The Lake House
Time Out says
The Lake House, based on the Korean film Il Mare, reunites the costars of Speed 12 years after they commandeered that bomb-threatened bus. It’s an unabashedly romantic film with a fantastical premise: Alex (Reeves) moves into a glass house on a Chicago lake and finds a letter in the mailbox from Kate (Bullock), the previous tenant. Alex writes back, but why does he date his letter 2004 when Kate knows that it’s 2006? Could they be living two years apart? Across this time warp and through the old-fashioned medium of handwritten correspondence, the two fall in love.
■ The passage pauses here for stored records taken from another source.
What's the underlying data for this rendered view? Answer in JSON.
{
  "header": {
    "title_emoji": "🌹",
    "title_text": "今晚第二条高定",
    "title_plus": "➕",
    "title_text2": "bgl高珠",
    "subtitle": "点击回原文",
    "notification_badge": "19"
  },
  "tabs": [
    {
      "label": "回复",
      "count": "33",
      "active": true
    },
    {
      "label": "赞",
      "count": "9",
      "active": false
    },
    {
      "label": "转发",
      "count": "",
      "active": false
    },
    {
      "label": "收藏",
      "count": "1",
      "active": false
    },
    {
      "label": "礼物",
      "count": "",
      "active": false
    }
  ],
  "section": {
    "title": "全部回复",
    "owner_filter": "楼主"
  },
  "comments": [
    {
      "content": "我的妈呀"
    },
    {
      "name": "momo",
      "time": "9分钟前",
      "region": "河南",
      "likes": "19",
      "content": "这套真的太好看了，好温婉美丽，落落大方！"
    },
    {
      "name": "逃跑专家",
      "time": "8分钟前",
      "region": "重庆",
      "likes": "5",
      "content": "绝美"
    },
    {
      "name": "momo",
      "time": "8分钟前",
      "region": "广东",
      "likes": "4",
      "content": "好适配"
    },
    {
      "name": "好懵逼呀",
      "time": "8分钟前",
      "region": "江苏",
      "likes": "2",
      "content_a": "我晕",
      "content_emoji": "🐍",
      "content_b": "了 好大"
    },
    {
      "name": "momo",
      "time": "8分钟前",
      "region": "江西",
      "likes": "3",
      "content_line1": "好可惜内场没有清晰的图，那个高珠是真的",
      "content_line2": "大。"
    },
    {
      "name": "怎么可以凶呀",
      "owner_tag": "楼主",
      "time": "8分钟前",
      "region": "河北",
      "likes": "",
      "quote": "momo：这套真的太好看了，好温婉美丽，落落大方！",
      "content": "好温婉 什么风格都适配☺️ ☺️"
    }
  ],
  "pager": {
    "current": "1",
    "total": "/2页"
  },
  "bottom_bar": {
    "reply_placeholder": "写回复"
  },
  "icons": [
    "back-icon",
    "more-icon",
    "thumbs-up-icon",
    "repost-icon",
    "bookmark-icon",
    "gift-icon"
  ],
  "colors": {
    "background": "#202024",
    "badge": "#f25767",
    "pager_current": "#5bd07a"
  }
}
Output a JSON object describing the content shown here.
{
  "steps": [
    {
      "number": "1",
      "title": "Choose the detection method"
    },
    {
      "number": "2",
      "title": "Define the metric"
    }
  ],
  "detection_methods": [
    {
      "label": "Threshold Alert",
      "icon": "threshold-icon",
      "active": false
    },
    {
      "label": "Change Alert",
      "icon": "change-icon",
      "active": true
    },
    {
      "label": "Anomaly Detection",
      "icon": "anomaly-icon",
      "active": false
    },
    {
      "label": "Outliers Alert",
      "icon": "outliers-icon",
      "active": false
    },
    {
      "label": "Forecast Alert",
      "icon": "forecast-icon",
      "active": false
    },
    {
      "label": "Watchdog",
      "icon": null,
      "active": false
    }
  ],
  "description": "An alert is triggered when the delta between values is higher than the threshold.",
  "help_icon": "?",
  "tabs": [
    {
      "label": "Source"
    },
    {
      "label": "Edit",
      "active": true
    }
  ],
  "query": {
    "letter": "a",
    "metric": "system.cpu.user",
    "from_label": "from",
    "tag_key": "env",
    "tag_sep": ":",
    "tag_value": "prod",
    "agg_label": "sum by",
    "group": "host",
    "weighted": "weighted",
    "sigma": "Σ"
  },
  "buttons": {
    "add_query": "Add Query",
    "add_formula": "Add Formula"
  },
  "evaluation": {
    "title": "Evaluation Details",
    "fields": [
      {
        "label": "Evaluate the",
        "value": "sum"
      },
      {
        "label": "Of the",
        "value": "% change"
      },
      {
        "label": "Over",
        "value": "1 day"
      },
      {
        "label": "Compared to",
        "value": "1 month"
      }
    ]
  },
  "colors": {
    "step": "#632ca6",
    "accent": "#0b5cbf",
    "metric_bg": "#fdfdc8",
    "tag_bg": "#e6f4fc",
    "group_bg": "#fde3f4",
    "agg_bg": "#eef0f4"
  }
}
Now, many viewers will greet such whimsy with derision, but Argentine director Alejandro Agresti rather gracefully accepts this preposterous conceit and gets on with his movie: There’s a sophisticated picture about regret and the passage of time lurking in The Lake House’s darker shadows. Both Reeves and Bullock are engaging; he looks weathered and grown-up, and she has shed her rosy, girl-next-door glow. But the screenplay by Proof’s David Auburn is a grab bag of shopworn romance-movie talk—this guy got a Pulitzer?—and the false ending may as well have hollywood stamped right across it. (Opens Fri; click here for venues.)—Tom Beer